= PROVIDED DATA =
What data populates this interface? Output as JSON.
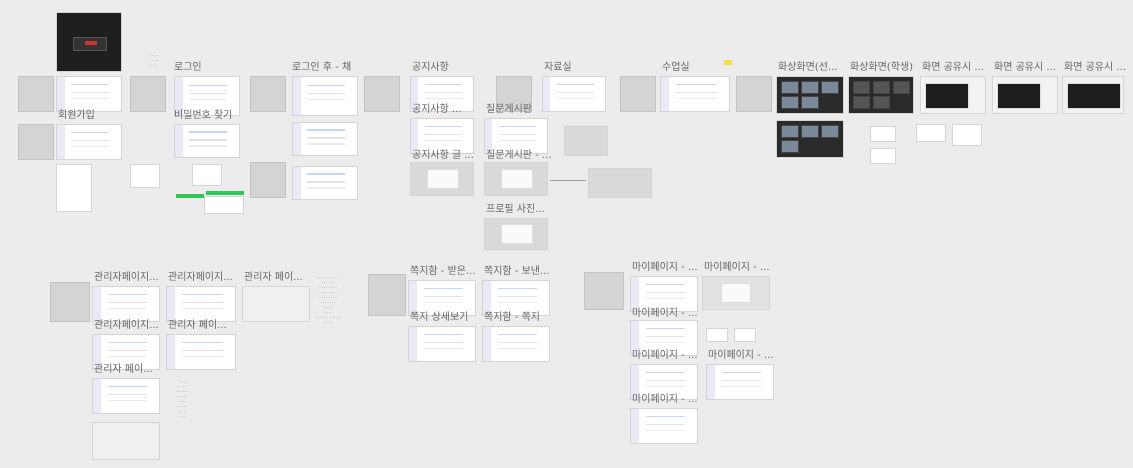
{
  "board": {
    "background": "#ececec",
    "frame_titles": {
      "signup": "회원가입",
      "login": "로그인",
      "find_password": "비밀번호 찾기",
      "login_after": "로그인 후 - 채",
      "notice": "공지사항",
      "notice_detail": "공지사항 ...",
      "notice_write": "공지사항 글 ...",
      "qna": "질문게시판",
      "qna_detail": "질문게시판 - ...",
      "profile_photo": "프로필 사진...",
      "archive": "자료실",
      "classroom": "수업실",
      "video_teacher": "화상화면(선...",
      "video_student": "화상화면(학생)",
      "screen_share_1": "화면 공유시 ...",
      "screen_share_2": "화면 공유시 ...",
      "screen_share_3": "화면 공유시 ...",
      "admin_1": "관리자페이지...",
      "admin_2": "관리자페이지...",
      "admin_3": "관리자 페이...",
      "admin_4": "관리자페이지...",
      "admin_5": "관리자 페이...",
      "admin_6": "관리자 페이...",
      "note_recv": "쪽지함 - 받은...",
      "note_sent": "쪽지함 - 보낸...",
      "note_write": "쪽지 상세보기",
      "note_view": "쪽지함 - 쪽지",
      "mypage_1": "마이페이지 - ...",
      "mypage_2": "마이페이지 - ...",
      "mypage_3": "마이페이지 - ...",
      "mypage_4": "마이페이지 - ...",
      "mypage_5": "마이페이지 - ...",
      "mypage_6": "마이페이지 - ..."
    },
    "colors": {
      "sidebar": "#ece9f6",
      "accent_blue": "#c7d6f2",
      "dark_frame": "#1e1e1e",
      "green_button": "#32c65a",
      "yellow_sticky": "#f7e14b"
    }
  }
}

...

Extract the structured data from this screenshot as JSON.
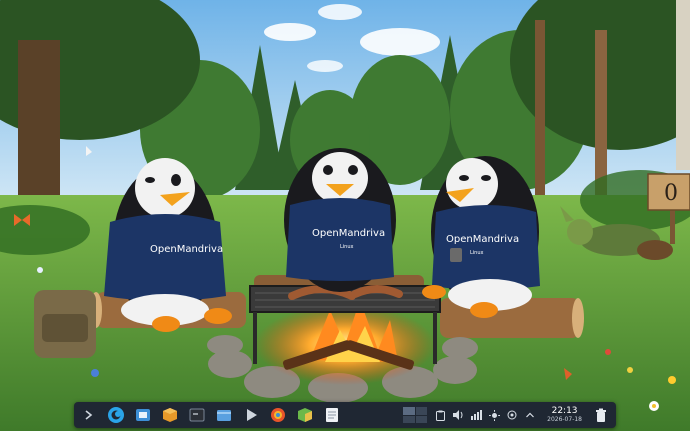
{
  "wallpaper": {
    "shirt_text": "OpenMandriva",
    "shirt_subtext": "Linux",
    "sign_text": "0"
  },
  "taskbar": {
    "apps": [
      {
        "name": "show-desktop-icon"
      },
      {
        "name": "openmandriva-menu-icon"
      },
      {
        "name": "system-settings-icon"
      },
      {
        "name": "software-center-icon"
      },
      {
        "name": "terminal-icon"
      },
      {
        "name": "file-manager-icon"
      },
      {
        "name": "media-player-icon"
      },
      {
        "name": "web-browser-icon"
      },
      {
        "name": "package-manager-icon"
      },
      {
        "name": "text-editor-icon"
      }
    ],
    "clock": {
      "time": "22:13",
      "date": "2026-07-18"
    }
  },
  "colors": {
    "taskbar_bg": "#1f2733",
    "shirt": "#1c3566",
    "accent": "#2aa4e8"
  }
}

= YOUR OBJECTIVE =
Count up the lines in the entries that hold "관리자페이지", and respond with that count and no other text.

= PROBLEM SOLUTION =
3